### PROBLEM DESCRIPTION
Scan the records below for the string "cart" and return every line where it appears.

### EXCERPTED DATA

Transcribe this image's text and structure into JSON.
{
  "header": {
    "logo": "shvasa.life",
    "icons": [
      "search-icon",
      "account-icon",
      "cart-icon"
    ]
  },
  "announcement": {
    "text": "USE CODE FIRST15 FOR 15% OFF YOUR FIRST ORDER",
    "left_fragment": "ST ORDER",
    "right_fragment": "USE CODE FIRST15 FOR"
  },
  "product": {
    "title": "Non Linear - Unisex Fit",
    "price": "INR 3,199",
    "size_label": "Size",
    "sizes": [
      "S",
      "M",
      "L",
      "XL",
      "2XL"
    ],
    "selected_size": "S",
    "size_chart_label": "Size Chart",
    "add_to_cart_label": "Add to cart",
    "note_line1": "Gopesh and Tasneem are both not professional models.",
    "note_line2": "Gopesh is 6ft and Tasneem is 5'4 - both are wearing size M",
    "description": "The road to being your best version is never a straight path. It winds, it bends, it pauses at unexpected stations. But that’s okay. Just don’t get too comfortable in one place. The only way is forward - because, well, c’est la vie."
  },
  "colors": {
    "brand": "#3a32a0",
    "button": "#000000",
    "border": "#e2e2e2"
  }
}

### ANSWER BELOW
      "cart-icon"
    "add_to_cart_label": "Add to cart",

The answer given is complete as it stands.